Marriott executives and its board, on the other hand, may be breathing a sigh of relief. Some lodging analysts have said that Marriott may have run out of firepower with its last offer. Marriott's counterbid was an unusually aggressive move for a company that historically has been conservative with its balance sheet. Chairman Bill Marriott typically has had an aversion to taking on too much debt, and the lodging company in the past has favored acquiring single-brand firms rather than pursuing splashy takeovers of rivals such as Starwood, with its 11 brands. 

Potentially reflecting an effort to trump its rival by other means, Marriott in a statement on Monday said Starwood investors "should give serious consideration to the question of whether the Anbang-led consortium will be able to close the proposed transaction, with a particular focus on the certainty of the consortium's financing and the timing of any required regulatory approvals." 

There is no guarantee regulators would have approved a Chinese takeover of Starwood, should one have been signed. There has been a surge of proposed Chinese takeovers in the U.S. this year, and it has been met by a groundswell of U.S. political opposition. 

Chinese regulators also could have resisted. In March, Anbang agreed to buy U.S. luxury hotel owner Strategic Hotels & Resorts Inc. from Blackstone Group LP for about $6.5 billion, including debt. It isn't clear whether Chinese authorities would have been comfortable with such an aggressive acquisition push by the insurer. 

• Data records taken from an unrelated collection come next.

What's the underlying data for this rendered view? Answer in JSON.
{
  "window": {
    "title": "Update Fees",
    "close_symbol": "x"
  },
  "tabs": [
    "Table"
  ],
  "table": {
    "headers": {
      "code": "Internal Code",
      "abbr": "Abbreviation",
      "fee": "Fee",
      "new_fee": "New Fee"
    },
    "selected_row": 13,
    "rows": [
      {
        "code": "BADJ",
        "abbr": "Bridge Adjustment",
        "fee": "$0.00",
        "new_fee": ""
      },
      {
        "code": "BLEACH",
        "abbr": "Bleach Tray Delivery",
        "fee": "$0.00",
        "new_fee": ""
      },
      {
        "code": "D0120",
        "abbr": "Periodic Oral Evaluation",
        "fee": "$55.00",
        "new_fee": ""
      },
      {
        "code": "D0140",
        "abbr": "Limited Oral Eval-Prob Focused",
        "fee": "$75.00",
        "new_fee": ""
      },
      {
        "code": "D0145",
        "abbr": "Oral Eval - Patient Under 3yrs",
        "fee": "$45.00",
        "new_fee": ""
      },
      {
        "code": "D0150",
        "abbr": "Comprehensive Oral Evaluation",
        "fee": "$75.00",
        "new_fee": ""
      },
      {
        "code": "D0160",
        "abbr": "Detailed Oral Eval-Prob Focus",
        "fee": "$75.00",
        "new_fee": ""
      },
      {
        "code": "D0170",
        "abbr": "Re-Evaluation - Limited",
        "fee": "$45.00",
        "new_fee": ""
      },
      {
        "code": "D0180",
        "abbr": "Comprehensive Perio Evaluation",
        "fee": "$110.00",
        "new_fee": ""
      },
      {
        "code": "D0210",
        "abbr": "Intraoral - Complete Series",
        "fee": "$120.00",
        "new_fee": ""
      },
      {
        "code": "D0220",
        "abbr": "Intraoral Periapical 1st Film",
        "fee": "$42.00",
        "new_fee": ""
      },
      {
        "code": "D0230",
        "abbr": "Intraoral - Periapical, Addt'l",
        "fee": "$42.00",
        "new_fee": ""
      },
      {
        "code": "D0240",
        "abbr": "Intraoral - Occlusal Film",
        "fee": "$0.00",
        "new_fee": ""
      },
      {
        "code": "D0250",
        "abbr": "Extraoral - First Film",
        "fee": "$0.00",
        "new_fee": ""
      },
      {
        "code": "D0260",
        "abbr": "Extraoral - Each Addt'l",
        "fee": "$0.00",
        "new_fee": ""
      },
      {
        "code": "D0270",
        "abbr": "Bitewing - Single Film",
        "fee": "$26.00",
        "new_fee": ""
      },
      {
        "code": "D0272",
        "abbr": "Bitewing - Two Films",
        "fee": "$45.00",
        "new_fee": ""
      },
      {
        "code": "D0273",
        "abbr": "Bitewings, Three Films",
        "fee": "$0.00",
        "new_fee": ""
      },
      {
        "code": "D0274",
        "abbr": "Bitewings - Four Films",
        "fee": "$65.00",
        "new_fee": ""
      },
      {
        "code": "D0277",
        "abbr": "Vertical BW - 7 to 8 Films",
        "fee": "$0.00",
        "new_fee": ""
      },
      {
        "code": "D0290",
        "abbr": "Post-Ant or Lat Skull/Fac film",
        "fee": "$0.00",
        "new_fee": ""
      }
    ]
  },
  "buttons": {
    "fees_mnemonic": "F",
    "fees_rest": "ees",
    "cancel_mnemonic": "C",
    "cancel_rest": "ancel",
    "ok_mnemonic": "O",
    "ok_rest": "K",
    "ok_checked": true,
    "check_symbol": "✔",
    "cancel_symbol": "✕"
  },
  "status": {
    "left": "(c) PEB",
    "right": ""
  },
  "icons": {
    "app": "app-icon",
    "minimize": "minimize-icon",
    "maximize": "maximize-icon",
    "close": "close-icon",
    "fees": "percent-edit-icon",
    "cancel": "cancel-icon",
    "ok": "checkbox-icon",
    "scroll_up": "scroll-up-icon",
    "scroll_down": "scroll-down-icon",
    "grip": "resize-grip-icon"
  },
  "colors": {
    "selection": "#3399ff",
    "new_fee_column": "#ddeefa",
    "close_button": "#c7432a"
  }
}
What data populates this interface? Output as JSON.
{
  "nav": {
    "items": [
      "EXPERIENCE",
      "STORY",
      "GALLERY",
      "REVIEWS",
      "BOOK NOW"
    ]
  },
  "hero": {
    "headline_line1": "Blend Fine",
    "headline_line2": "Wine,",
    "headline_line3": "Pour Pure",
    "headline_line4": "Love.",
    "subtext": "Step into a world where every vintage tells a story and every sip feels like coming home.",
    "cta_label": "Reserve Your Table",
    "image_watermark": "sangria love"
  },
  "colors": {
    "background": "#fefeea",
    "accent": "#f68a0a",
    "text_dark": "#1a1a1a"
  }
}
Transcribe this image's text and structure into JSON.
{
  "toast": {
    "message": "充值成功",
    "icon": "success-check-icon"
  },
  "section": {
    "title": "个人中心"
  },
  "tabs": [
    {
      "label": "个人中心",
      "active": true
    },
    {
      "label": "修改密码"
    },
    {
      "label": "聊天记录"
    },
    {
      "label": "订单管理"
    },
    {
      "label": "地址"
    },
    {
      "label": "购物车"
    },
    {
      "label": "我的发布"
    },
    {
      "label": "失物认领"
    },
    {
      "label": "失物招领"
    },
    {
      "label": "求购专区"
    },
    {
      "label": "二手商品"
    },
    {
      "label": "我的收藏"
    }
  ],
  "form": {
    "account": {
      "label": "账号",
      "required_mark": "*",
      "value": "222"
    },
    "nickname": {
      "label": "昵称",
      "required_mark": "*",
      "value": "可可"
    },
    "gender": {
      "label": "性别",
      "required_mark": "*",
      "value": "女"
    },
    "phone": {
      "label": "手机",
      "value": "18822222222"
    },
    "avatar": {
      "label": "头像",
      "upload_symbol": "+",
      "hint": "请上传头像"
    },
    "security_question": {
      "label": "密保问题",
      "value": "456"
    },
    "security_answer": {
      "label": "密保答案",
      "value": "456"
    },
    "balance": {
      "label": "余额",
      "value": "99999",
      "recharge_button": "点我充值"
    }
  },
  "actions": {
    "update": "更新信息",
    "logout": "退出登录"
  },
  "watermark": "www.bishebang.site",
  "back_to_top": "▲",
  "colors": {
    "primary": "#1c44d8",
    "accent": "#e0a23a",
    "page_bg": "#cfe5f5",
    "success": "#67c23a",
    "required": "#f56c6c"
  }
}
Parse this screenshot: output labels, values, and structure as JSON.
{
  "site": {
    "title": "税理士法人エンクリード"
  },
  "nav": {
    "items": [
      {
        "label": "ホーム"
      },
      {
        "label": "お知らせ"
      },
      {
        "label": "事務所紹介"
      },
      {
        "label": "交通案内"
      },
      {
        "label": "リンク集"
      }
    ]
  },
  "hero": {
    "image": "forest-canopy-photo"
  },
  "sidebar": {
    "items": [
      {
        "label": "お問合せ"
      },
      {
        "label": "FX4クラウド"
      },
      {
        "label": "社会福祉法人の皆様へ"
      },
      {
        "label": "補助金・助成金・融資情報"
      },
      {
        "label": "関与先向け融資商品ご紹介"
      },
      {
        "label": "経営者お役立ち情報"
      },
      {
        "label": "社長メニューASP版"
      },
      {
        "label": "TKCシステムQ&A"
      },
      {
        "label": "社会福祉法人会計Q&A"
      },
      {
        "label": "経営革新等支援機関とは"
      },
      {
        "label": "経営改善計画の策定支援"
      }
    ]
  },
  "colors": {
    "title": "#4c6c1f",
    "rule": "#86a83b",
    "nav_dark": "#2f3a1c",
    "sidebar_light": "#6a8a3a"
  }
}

Under the revised Marriott deal, Starwood shareholders would receive $21 in cash and 0.8 Marriott share for each Starwood share. Marriott and Starwood stockholders were to vote April 8 on the transaction. If approved by regulators and shareholders, the deal could close in mid-2016, the companies have said.